The United Nations Children's Fund (UNICEF) says a generation of babies could be born free of AIDS if the international community step up efforts to provide universal access to HIV prevention, treatment and social protection.
Medecins Sans Frontieres (MSF), warning of a health emergency in Swaziland, says the twin epidemics of AIDS and tuberculosis are ravaging that country, helping to halve life expectancy to 31 years.
The Geneva-headquartered medical charity points out that, "The co-epidemic has contributed substantially to a halving of life expectancy within two decades - from 60 years in the 1990s to 31 in 2007."
Scientists have proclaimed a breakthrough in research into the use of an antiretroviral microbicide which they say could prevent more than 500 000 new HIV infections in South Africa alone over the next decade.
The scientists say that an experiment with a trial group of South African women shows that those who used a vaginal gel containing tenofovir, an antiretroviral drug, were 39 percent less likely to become infected with HIV during sex than those who did not use it.
‘Legal Grounds: Reproductive and Sexual Rights in African Commonwealth Courts, Volume II’ is a compilation of case summaries and analytical highlights that draws attention to the interpretation and application of human rights norms by courts in African Commonwealth countries. It focuses on issues pertaining to reproductive and sexual health and rights, including gender-based violence, marriage-related gender discrimination, validity of customary and religious marriages, property inheritance and distribution, abortion and claims of fetal interests, and HIV discrimination.

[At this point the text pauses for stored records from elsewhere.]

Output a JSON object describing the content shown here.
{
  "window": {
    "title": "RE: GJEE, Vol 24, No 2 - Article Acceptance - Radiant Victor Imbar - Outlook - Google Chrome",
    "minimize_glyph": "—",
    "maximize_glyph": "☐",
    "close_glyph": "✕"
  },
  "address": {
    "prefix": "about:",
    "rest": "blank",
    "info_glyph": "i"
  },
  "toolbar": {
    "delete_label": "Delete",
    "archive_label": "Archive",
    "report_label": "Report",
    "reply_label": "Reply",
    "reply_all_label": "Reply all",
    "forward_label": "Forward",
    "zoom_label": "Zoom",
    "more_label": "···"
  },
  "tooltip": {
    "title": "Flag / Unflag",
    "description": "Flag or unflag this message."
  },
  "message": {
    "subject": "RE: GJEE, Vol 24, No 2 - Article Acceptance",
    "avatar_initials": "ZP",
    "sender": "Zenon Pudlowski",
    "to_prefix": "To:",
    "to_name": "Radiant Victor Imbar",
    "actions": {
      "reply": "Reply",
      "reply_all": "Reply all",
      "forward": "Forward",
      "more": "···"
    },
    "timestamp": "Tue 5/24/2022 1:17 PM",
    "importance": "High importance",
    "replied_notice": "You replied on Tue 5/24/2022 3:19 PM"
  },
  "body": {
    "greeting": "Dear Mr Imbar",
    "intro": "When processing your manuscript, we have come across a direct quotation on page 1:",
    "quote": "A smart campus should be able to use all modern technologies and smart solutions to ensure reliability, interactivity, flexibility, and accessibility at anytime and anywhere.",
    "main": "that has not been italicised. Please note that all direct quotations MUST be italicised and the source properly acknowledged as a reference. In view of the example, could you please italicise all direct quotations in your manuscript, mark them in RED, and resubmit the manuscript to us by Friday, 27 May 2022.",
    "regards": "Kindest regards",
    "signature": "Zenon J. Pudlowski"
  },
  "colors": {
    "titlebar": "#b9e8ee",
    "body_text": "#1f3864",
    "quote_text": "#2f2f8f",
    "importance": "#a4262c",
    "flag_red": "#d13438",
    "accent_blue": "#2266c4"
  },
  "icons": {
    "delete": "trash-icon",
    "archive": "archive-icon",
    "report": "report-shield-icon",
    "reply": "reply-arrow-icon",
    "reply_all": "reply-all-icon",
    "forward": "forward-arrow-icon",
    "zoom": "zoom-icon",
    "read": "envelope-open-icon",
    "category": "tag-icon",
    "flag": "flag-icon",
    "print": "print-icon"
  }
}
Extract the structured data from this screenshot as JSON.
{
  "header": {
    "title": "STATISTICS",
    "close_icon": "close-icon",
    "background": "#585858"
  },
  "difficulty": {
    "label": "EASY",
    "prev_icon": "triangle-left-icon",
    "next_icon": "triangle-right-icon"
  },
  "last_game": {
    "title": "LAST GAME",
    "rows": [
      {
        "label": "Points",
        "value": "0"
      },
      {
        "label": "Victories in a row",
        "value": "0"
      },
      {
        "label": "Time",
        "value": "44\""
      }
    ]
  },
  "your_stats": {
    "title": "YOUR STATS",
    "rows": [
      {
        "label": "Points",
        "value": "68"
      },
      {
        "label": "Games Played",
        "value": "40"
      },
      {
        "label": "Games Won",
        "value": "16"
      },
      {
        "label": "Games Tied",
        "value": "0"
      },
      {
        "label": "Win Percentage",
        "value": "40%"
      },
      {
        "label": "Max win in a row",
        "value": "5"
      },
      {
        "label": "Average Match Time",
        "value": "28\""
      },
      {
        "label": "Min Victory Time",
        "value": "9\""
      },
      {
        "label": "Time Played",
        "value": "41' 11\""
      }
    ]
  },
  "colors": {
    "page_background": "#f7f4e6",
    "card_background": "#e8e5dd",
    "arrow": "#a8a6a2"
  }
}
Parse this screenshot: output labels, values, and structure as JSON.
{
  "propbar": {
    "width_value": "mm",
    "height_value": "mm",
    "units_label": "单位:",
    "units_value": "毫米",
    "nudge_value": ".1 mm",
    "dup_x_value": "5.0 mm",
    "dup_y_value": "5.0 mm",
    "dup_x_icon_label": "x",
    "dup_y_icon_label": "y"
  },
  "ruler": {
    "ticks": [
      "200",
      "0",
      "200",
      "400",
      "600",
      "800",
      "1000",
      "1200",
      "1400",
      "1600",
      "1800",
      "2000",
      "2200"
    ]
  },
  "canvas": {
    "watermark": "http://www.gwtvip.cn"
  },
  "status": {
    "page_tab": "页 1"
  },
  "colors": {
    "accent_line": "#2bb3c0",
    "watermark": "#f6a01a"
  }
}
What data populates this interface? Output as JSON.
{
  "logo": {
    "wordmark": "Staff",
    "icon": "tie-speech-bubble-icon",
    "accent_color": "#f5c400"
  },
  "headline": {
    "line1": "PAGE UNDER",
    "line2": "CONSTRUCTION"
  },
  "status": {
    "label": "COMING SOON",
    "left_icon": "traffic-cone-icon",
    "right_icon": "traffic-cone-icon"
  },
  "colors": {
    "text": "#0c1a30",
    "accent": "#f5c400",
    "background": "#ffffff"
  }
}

The HIV Prevention Research Unit (HPRU), Medical Research Council (MRC) and the Centre for HIV/AIDS Networking (HIVAN), are hosting a discussion forum on the topic ‘Getting Up-to-Date on Children and HIV: Same Old Story – Or a New Story?’ on 25 May 2010 in Durban.
The broad realities of children in relation to HIV remain largely unchanged; however exciting developments are emerging which provide opportunities for all of us to transform the current challenges into more humane lives for all people including children.
The Global Fund to Fight AIDS, Tuberculosis and Malaria says a world where all children are born free of HIV infection is possible in only five years if donors continue to fund global efforts to combat the virus.
The fund states that in addition tuberculosis (TB) transmission will be halved by 2015 and malaria will be eliminated as a public health problem by 2020 if it increases funding for its programmes.
The pessimist in us all waited with baited breath to criticise the Finance Minister and point fingers at the lack of response towards social and economic drivers stifling the growth of South Africa and its future aka our young people. However, the 2010 budget speech by Finance Minister, Pravin Gordhan, presented what seems like a good balance between economic development imperatives and social services. This not only made the pessimist take a backseat as we listened in anticipation, but caught the attention of at least every NGO, NPO and company striving to uplift the country.
The Ugandan Law Reform Commission formulated a new HIV and AIDS Prevention and Control Bill for 2009, which has recently received widespread criticism from human rights groups across the globe. The Bill is said to be a dangerous approach to already discredited views on how to prevent and control the spread of HIV and AIDS in Africa.
President Jacob Zuma has announced a raft of policy changes to provide HIV treatment to some groups of patients earlier in the course of their disease, taking South Africa a step closer to new guidelines issued by the World Health Organisation.
The development is significant as it will oblige the government to extend treatment to many more people than it is at the moment, increasing the pressure to manage scarce resources more effectively.
“Let the politicisation and endless debates about HIV and AIDS stop,” says Zuma.
The global response to the HIV/AIDS epidemic has been unparalleled. Between 2007 and 2008, funding increased from US$11.3 billion to US$ 13.7 billion globally (UNAIDS, Fact Sheet AIDS Funding 2008-09). However, the global economic crisis is having dire consequences for HIV and AIDS funding. These effects are felt particularly in sub-Saharan Africa, which has the highest levels of HIV and AIDS infection in the world, with approximately 25 million people infected.